- Hearing First. (2019). Start with the Brain and Connect the Dots.
- Kral, A., & Sharma, A. (2012). Developmental neuroplasticity after cochlear implantation. Trends in Neuroscience, 35(2), 111–122.
- Kristina Tachtsis & Shani Dettman (2018) Relationships between caregiver decisions about communication approach and language outcomes for children using cochlear implants, Deafness & Education International, 20:3-4, 182-204.
- Pisoni, D. B., Conway, C. M., Kronenberger, D. L., Horn, J. K., & Hennings, S. C. (2008). Efficacy and effectiveness of cochlear implants in deaf children. In M. Marschark & P. C. Hauser (Eds.), Deaf cognition: Foundations and outcomes(pp. 52-101). New York: Oxford University Press.
- Sharma, A., Nash, A. A., & Dorman, M. (2009). Cortical development, plasticity and re-organization in children with cochlear implants. Journal of Communication Disorders, 42(4), 272–279.
- Smith, J., and Wolfe J. (2017). Lessons from OCHL. The Hearing Journal, December, 12-16.
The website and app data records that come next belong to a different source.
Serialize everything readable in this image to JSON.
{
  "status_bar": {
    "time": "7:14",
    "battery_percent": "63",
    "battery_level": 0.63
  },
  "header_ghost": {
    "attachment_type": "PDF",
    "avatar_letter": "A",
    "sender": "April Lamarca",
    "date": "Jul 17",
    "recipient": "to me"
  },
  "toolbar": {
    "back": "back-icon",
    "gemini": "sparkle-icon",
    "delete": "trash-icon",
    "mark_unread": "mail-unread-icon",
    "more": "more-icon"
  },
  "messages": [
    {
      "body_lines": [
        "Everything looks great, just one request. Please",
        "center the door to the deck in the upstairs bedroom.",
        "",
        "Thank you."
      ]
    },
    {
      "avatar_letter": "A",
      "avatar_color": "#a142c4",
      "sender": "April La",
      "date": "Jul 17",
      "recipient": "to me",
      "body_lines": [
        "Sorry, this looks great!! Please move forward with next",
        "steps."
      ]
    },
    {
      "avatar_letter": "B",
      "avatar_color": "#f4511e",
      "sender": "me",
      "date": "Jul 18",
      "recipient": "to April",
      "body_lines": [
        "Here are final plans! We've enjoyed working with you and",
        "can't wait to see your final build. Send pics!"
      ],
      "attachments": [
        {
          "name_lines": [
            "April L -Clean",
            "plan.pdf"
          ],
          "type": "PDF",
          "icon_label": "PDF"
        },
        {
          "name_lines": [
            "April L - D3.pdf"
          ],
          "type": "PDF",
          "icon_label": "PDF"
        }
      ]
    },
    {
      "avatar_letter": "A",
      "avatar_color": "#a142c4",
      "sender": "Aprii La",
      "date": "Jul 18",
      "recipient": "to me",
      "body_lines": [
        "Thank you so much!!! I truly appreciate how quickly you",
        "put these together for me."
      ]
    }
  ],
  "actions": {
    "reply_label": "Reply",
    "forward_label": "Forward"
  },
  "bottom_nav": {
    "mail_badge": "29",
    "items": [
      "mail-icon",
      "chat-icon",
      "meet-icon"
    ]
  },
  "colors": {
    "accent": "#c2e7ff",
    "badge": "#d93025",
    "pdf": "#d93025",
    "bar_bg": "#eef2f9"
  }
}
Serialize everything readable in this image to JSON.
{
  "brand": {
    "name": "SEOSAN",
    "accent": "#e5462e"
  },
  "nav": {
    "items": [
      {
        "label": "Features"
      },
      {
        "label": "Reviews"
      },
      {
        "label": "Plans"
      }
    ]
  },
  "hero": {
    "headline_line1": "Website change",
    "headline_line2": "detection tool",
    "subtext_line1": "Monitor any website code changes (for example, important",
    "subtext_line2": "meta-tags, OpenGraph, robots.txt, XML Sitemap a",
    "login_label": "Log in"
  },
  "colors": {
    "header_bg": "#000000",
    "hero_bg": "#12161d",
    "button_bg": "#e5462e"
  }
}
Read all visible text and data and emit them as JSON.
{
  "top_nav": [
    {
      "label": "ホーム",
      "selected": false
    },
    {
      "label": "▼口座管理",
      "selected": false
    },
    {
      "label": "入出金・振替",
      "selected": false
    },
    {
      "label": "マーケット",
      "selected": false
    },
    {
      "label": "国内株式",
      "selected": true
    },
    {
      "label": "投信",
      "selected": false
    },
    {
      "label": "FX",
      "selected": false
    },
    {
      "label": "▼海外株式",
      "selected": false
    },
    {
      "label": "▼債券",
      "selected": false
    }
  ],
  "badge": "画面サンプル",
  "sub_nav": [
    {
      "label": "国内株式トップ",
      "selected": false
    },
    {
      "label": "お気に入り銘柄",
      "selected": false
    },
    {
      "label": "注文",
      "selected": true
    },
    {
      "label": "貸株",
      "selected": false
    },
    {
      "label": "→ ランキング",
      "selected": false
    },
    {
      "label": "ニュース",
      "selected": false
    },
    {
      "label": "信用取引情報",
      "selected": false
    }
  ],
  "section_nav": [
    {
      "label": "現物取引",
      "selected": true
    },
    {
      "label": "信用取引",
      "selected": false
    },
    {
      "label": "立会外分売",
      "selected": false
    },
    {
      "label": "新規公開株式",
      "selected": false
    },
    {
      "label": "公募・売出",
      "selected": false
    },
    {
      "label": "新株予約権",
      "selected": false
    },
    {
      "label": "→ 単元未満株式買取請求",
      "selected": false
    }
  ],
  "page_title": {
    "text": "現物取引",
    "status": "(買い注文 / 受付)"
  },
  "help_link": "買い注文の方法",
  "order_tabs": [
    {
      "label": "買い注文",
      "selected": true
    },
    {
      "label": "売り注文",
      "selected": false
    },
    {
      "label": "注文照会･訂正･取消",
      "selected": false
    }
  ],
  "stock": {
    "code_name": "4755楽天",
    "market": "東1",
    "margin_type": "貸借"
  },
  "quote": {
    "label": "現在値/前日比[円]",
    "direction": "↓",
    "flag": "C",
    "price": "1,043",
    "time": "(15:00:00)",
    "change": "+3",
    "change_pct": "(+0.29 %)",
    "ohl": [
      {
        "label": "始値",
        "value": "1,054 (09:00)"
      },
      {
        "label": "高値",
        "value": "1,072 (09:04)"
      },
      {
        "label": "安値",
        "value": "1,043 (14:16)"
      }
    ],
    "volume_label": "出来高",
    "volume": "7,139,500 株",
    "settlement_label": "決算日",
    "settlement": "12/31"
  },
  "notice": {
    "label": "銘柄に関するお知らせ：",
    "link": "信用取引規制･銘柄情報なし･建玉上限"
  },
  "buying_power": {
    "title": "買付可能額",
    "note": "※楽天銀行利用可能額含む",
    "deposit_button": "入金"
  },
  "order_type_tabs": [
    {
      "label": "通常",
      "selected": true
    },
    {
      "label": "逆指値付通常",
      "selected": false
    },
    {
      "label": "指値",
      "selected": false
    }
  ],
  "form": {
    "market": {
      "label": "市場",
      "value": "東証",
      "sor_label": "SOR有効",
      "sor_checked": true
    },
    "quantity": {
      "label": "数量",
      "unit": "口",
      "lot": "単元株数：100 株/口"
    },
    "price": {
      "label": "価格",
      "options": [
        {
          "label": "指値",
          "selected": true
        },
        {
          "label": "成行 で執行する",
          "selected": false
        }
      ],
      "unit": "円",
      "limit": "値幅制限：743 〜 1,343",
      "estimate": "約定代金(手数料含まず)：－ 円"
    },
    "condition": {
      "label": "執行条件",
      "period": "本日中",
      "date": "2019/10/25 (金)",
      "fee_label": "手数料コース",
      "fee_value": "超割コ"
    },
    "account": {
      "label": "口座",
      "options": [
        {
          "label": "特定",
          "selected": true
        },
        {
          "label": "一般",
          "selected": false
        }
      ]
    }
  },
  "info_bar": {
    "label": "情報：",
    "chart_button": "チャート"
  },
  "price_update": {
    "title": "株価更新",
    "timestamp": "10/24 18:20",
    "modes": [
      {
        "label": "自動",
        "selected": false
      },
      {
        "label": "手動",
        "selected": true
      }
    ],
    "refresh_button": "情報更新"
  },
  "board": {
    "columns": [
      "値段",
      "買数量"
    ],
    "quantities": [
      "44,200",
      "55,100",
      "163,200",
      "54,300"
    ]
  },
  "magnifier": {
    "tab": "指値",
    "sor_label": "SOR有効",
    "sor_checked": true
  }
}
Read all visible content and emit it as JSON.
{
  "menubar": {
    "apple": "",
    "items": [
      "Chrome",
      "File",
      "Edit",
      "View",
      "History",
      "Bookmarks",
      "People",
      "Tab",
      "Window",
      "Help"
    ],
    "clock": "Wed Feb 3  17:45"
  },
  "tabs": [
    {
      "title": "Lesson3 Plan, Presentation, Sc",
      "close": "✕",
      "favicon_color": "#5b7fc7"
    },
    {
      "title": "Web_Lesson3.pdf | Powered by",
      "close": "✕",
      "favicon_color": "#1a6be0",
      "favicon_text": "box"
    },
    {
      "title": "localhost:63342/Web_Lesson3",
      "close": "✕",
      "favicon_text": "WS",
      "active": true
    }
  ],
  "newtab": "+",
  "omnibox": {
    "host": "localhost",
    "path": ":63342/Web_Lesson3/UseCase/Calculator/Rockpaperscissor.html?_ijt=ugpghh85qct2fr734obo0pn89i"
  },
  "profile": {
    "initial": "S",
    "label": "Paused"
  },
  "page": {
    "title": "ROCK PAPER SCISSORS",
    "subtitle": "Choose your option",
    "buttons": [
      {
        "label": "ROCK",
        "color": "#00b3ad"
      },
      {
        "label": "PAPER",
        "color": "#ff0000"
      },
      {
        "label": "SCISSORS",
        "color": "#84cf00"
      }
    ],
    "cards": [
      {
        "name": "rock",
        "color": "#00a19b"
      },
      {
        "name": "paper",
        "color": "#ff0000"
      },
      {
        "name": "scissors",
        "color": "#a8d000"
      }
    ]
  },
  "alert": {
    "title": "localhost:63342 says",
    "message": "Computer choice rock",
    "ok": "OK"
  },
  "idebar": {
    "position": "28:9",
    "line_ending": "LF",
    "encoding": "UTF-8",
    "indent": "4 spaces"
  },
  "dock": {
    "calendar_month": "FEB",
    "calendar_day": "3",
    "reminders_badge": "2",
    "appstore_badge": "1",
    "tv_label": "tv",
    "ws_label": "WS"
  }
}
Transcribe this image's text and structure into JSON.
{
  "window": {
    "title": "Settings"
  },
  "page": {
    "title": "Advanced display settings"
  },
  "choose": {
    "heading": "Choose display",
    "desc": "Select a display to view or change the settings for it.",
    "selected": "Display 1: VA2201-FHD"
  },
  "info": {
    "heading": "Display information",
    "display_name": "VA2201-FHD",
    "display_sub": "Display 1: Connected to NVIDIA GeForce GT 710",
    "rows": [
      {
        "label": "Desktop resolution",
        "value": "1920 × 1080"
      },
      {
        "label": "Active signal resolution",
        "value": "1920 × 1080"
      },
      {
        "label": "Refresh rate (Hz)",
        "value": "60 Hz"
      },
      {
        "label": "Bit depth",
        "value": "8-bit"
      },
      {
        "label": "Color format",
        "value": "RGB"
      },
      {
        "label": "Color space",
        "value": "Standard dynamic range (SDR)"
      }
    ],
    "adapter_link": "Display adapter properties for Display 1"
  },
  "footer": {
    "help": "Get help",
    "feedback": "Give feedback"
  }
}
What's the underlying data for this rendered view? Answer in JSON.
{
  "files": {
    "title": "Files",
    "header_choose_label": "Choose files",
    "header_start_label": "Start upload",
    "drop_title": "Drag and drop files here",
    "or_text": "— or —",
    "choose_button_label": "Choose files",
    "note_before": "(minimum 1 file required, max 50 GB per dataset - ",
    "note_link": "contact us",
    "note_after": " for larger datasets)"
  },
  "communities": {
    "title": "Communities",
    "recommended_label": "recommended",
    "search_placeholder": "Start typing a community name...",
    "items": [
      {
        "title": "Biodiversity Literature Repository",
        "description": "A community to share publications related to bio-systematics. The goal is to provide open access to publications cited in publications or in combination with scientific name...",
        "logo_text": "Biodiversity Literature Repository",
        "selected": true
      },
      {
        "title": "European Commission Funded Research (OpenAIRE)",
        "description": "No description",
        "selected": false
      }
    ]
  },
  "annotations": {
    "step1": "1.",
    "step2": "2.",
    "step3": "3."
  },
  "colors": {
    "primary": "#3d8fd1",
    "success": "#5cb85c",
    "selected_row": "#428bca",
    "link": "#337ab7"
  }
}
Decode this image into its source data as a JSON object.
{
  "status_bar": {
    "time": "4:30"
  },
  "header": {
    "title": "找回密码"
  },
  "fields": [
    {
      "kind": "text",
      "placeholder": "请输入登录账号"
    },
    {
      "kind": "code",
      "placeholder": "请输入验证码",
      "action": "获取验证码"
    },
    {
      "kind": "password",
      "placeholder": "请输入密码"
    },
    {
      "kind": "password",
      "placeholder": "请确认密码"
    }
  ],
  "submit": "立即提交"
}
- Spencer, L. J., & Tomblin, B. (2006). In P. E. Spencer & M. Marschark (Eds.), Advances in the spoken language of deaf and hard-of-hearing children (pp. 166-192). New York: Oxford University Press.